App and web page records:

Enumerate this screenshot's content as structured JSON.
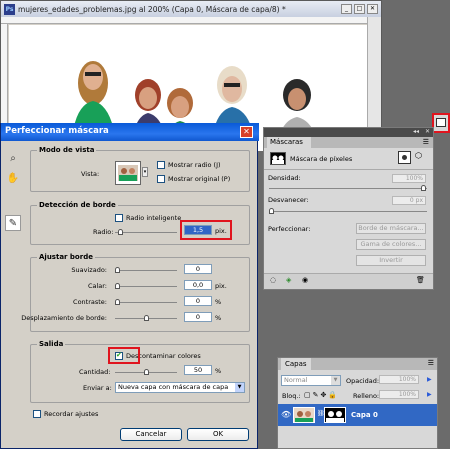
{
  "doc": {
    "title": "mujeres_edades_problemas.jpg al 200% (Capa 0, Máscara de capa/8) *",
    "min": "_",
    "max": "□",
    "close": "✕"
  },
  "dialog": {
    "title": "Perfeccionar máscara",
    "close": "✕",
    "modo_vista": {
      "title": "Modo de vista",
      "vista_label": "Vista:",
      "mostrar_radio": "Mostrar radio (J)",
      "mostrar_original": "Mostrar original (P)"
    },
    "deteccion": {
      "title": "Detección de borde",
      "radio_inteligente": "Radio inteligente",
      "radio_label": "Radio:",
      "radio_value": "1,5",
      "radio_unit": "pix.",
      "radio_slider": 0.05
    },
    "ajustar": {
      "title": "Ajustar borde",
      "rows": [
        {
          "label": "Suavizado:",
          "value": "0",
          "unit": "",
          "pos": 0.0
        },
        {
          "label": "Calar:",
          "value": "0,0",
          "unit": "pix.",
          "pos": 0.0
        },
        {
          "label": "Contraste:",
          "value": "0",
          "unit": "%",
          "pos": 0.0
        },
        {
          "label": "Desplazamiento de borde:",
          "value": "0",
          "unit": "%",
          "pos": 0.5
        }
      ]
    },
    "salida": {
      "title": "Salida",
      "descontaminar": "Descontaminar colores",
      "cantidad_label": "Cantidad:",
      "cantidad_value": "50",
      "cantidad_unit": "%",
      "cantidad_pos": 0.5,
      "enviar_label": "Enviar a:",
      "enviar_value": "Nueva capa con máscara de capa"
    },
    "recordar": "Recordar ajustes",
    "cancel": "Cancelar",
    "ok": "OK"
  },
  "mascaras": {
    "tab": "Máscaras",
    "pixel_mask": "Máscara de píxeles",
    "densidad_label": "Densidad:",
    "densidad_value": "100%",
    "desvanecer_label": "Desvanecer:",
    "desvanecer_value": "0 px",
    "perfeccionar_label": "Perfeccionar:",
    "borde_btn": "Borde de máscara...",
    "gama_btn": "Gama de colores...",
    "invertir_btn": "Invertir"
  },
  "capas": {
    "tab": "Capas",
    "mode": "Normal",
    "opacidad_label": "Opacidad:",
    "opacidad_value": "100%",
    "bloq_label": "Bloq.:",
    "relleno_label": "Relleno:",
    "relleno_value": "100%",
    "layer_name": "Capa 0"
  }
}
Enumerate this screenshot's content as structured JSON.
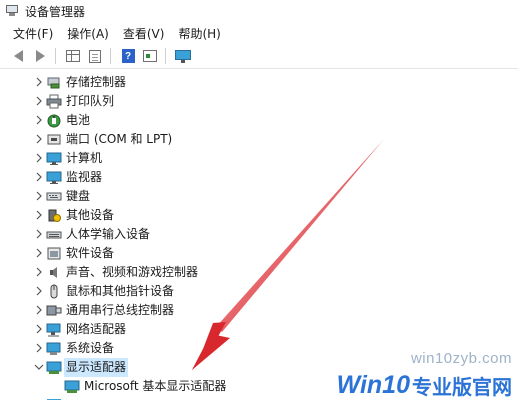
{
  "window": {
    "title": "设备管理器"
  },
  "menu": [
    "文件(F)",
    "操作(A)",
    "查看(V)",
    "帮助(H)"
  ],
  "toolbar": {
    "buttons": [
      "back-icon",
      "forward-icon",
      "grid-icon",
      "document-icon",
      "help-icon",
      "properties-icon",
      "monitor-icon"
    ]
  },
  "tree": {
    "items": [
      {
        "label": "存储控制器",
        "icon": "storage-controller-icon",
        "expanded": false
      },
      {
        "label": "打印队列",
        "icon": "printer-icon",
        "expanded": false
      },
      {
        "label": "电池",
        "icon": "battery-icon",
        "expanded": false
      },
      {
        "label": "端口 (COM 和 LPT)",
        "icon": "port-icon",
        "expanded": false
      },
      {
        "label": "计算机",
        "icon": "computer-icon",
        "expanded": false
      },
      {
        "label": "监视器",
        "icon": "monitor-icon",
        "expanded": false
      },
      {
        "label": "键盘",
        "icon": "keyboard-icon",
        "expanded": false
      },
      {
        "label": "其他设备",
        "icon": "other-devices-icon",
        "expanded": false
      },
      {
        "label": "人体学输入设备",
        "icon": "hid-icon",
        "expanded": false
      },
      {
        "label": "软件设备",
        "icon": "software-device-icon",
        "expanded": false
      },
      {
        "label": "声音、视频和游戏控制器",
        "icon": "sound-icon",
        "expanded": false
      },
      {
        "label": "鼠标和其他指针设备",
        "icon": "mouse-icon",
        "expanded": false
      },
      {
        "label": "通用串行总线控制器",
        "icon": "usb-icon",
        "expanded": false
      },
      {
        "label": "网络适配器",
        "icon": "network-adapter-icon",
        "expanded": false
      },
      {
        "label": "系统设备",
        "icon": "system-device-icon",
        "expanded": false
      },
      {
        "label": "显示适配器",
        "icon": "display-adapter-icon",
        "expanded": true,
        "selected": true
      }
    ],
    "child": {
      "label": "Microsoft 基本显示适配器",
      "icon": "display-adapter-icon"
    }
  },
  "watermark": {
    "site": "win10zyb.com",
    "brand_main": "Win10",
    "brand_sub": "专业版官网"
  },
  "colors": {
    "selection": "#cce8ff",
    "arrow": "#d9272e",
    "brand": "#2b73d6"
  }
}
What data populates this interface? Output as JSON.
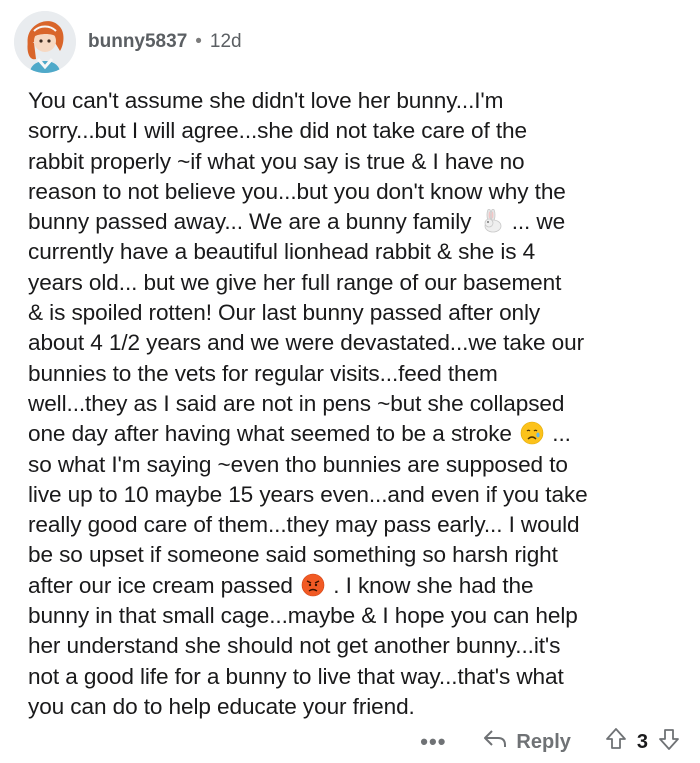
{
  "comment": {
    "username": "bunny5837",
    "separator": "•",
    "age": "12d",
    "lines": [
      "You can't assume she didn't love her bunny...I'm",
      "sorry...but I will agree...she did not take care of the",
      "rabbit properly ~if what you say is true & I have no",
      "reason to not believe you...but you don't know why the",
      "bunny passed away... We are a bunny family",
      "... we",
      "currently have a beautiful lionhead rabbit & she is 4",
      "years old... but we give her full range of our basement",
      "& is spoiled rotten! Our last bunny passed after only",
      "about 4 1/2 years and we were devastated...we take our",
      "bunnies to the vets for regular visits...feed them",
      "well...they as I said are not in pens ~but she collapsed",
      "one day after having what seemed to be a stroke",
      "...",
      "so what I'm saying ~even tho bunnies are supposed to",
      "live up to 10 maybe 15 years even...and even if you take",
      "really good care of them...they may pass early... I would",
      "be so upset if someone said something so harsh right",
      "after our ice cream passed",
      ". I know she had the",
      "bunny in that small cage...maybe & I hope you can help",
      "her understand she should not get another bunny...it's",
      "not a good life for a bunny to live that way...that's what",
      "you can do to help educate your friend."
    ],
    "emojis": {
      "rabbit": "rabbit-emoji-icon",
      "sad": "sad-face-emoji-icon",
      "angry": "angry-face-emoji-icon"
    }
  },
  "footer": {
    "more": "•••",
    "reply_label": "Reply",
    "score": "3"
  },
  "colors": {
    "text": "#1a1a1b",
    "meta": "#5b5f63",
    "icon": "#6f7275"
  }
}
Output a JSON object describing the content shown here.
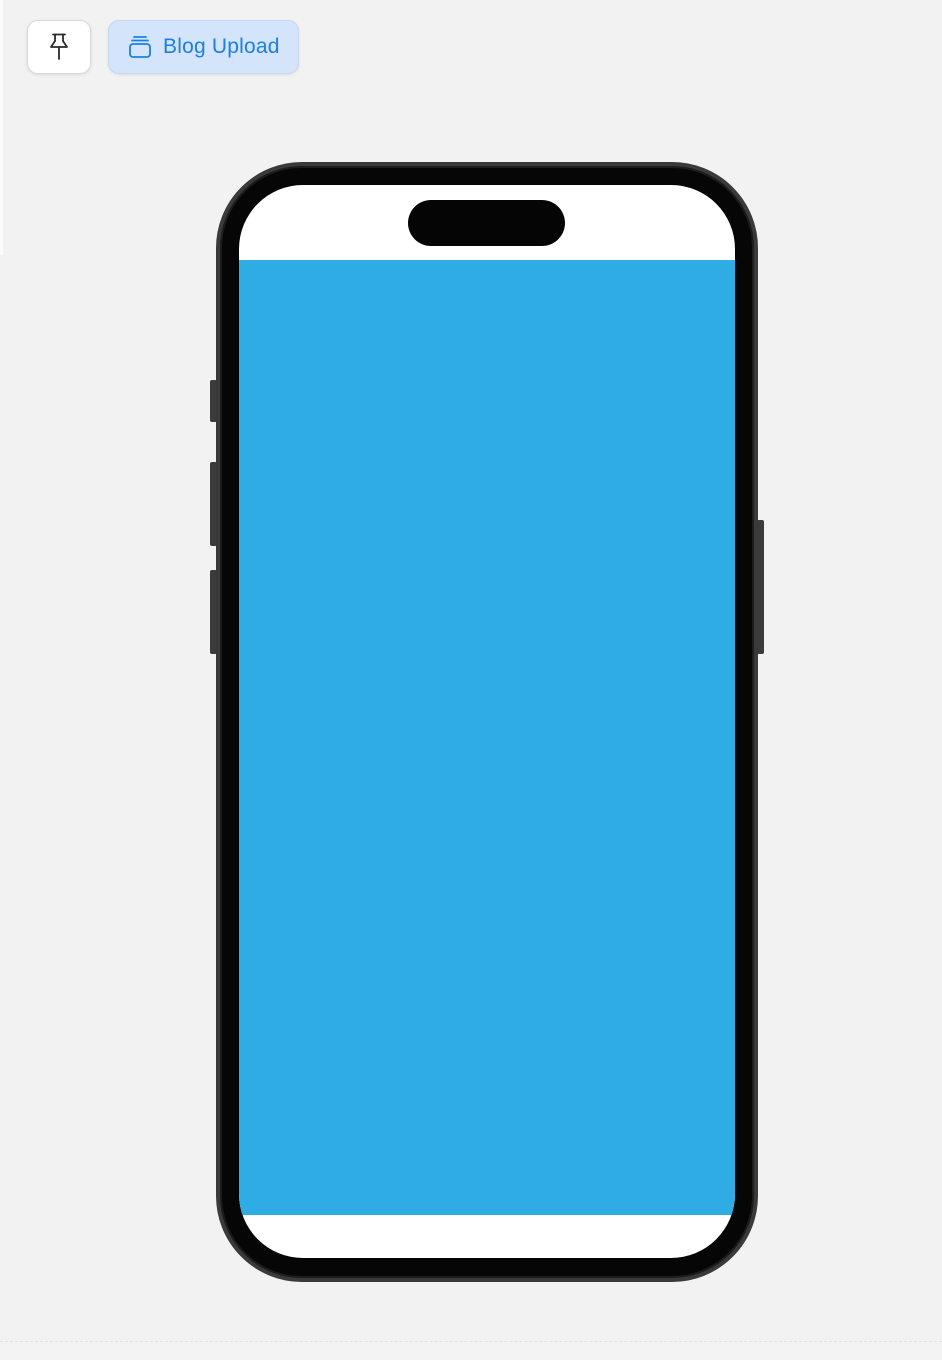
{
  "toolbar": {
    "pin_icon": "pin-icon",
    "preview_icon": "stacked-window-icon",
    "preview_label": "Blog Upload"
  },
  "colors": {
    "background": "#f2f2f2",
    "accent": "#1b7fe5",
    "pill_background": "#d4e4fa",
    "screen_content": "#30ace4",
    "phone_frame": "#060606"
  }
}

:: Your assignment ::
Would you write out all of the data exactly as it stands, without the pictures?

:: Written response ::
Enumerate this screenshot's content as structured JSON.
{
  "doc": {
    "title": "mujeres_edades_problemas.jpg al 200% (Capa 0, Máscara de capa/8) *",
    "min": "_",
    "max": "□",
    "close": "✕"
  },
  "dialog": {
    "title": "Perfeccionar máscara",
    "close": "✕",
    "modo_vista": {
      "title": "Modo de vista",
      "vista_label": "Vista:",
      "mostrar_radio": "Mostrar radio (J)",
      "mostrar_original": "Mostrar original (P)"
    },
    "deteccion": {
      "title": "Detección de borde",
      "radio_inteligente": "Radio inteligente",
      "radio_label": "Radio:",
      "radio_value": "1,5",
      "radio_unit": "pix.",
      "radio_slider": 0.05
    },
    "ajustar": {
      "title": "Ajustar borde",
      "rows": [
        {
          "label": "Suavizado:",
          "value": "0",
          "unit": "",
          "pos": 0.0
        },
        {
          "label": "Calar:",
          "value": "0,0",
          "unit": "pix.",
          "pos": 0.0
        },
        {
          "label": "Contraste:",
          "value": "0",
          "unit": "%",
          "pos": 0.0
        },
        {
          "label": "Desplazamiento de borde:",
          "value": "0",
          "unit": "%",
          "pos": 0.5
        }
      ]
    },
    "salida": {
      "title": "Salida",
      "descontaminar": "Descontaminar colores",
      "cantidad_label": "Cantidad:",
      "cantidad_value": "50",
      "cantidad_unit": "%",
      "cantidad_pos": 0.5,
      "enviar_label": "Enviar a:",
      "enviar_value": "Nueva capa con máscara de capa"
    },
    "recordar": "Recordar ajustes",
    "cancel": "Cancelar",
    "ok": "OK"
  },
  "mascaras": {
    "tab": "Máscaras",
    "pixel_mask": "Máscara de píxeles",
    "densidad_label": "Densidad:",
    "densidad_value": "100%",
    "desvanecer_label": "Desvanecer:",
    "desvanecer_value": "0 px",
    "perfeccionar_label": "Perfeccionar:",
    "borde_btn": "Borde de máscara...",
    "gama_btn": "Gama de colores...",
    "invertir_btn": "Invertir"
  },
  "capas": {
    "tab": "Capas",
    "mode": "Normal",
    "opacidad_label": "Opacidad:",
    "opacidad_value": "100%",
    "bloq_label": "Bloq.:",
    "relleno_label": "Relleno:",
    "relleno_value": "100%",
    "layer_name": "Capa 0"
  }
}
Enumerate this screenshot's content as structured JSON.
{
  "window": {
    "title": "设备管理器"
  },
  "menu": [
    "文件(F)",
    "操作(A)",
    "查看(V)",
    "帮助(H)"
  ],
  "toolbar": {
    "buttons": [
      "back-icon",
      "forward-icon",
      "grid-icon",
      "document-icon",
      "help-icon",
      "properties-icon",
      "monitor-icon"
    ]
  },
  "tree": {
    "items": [
      {
        "label": "存储控制器",
        "icon": "storage-controller-icon",
        "expanded": false
      },
      {
        "label": "打印队列",
        "icon": "printer-icon",
        "expanded": false
      },
      {
        "label": "电池",
        "icon": "battery-icon",
        "expanded": false
      },
      {
        "label": "端口 (COM 和 LPT)",
        "icon": "port-icon",
        "expanded": false
      },
      {
        "label": "计算机",
        "icon": "computer-icon",
        "expanded": false
      },
      {
        "label": "监视器",
        "icon": "monitor-icon",
        "expanded": false
      },
      {
        "label": "键盘",
        "icon": "keyboard-icon",
        "expanded": false
      },
      {
        "label": "其他设备",
        "icon": "other-devices-icon",
        "expanded": false
      },
      {
        "label": "人体学输入设备",
        "icon": "hid-icon",
        "expanded": false
      },
      {
        "label": "软件设备",
        "icon": "software-device-icon",
        "expanded": false
      },
      {
        "label": "声音、视频和游戏控制器",
        "icon": "sound-icon",
        "expanded": false
      },
      {
        "label": "鼠标和其他指针设备",
        "icon": "mouse-icon",
        "expanded": false
      },
      {
        "label": "通用串行总线控制器",
        "icon": "usb-icon",
        "expanded": false
      },
      {
        "label": "网络适配器",
        "icon": "network-adapter-icon",
        "expanded": false
      },
      {
        "label": "系统设备",
        "icon": "system-device-icon",
        "expanded": false
      },
      {
        "label": "显示适配器",
        "icon": "display-adapter-icon",
        "expanded": true,
        "selected": true
      }
    ],
    "child": {
      "label": "Microsoft 基本显示适配器",
      "icon": "display-adapter-icon"
    }
  },
  "watermark": {
    "site": "win10zyb.com",
    "brand_main": "Win10",
    "brand_sub": "专业版官网"
  },
  "colors": {
    "selection": "#cce8ff",
    "arrow": "#d9272e",
    "brand": "#2b73d6"
  }
}
What data populates this interface? Output as JSON.
{
  "comment": {
    "username": "bunny5837",
    "separator": "•",
    "age": "12d",
    "lines": [
      "You can't assume she didn't love her bunny...I'm",
      "sorry...but I will agree...she did not take care of the",
      "rabbit properly ~if what you say is true & I have no",
      "reason to not believe you...but you don't know why the",
      "bunny passed away... We are a bunny family",
      "... we",
      "currently have a beautiful lionhead rabbit & she is 4",
      "years old... but we give her full range of our basement",
      "& is spoiled rotten! Our last bunny passed after only",
      "about 4 1/2 years and we were devastated...we take our",
      "bunnies to the vets for regular visits...feed them",
      "well...they as I said are not in pens ~but she collapsed",
      "one day after having what seemed to be a stroke",
      "...",
      "so what I'm saying ~even tho bunnies are supposed to",
      "live up to 10 maybe 15 years even...and even if you take",
      "really good care of them...they may pass early... I would",
      "be so upset if someone said something so harsh right",
      "after our ice cream passed",
      ". I know she had the",
      "bunny in that small cage...maybe & I hope you can help",
      "her understand she should not get another bunny...it's",
      "not a good life for a bunny to live that way...that's what",
      "you can do to help educate your friend."
    ],
    "emojis": {
      "rabbit": "rabbit-emoji-icon",
      "sad": "sad-face-emoji-icon",
      "angry": "angry-face-emoji-icon"
    }
  },
  "footer": {
    "more": "•••",
    "reply_label": "Reply",
    "score": "3"
  },
  "colors": {
    "text": "#1a1a1b",
    "meta": "#5b5f63",
    "icon": "#6f7275"
  }
}
Output a JSON object describing the content shown here.
{
  "toolbar": {
    "pin_icon": "pin-icon",
    "preview_icon": "stacked-window-icon",
    "preview_label": "Blog Upload"
  },
  "colors": {
    "background": "#f2f2f2",
    "accent": "#1b7fe5",
    "pill_background": "#d4e4fa",
    "screen_content": "#30ace4",
    "phone_frame": "#060606"
  }
}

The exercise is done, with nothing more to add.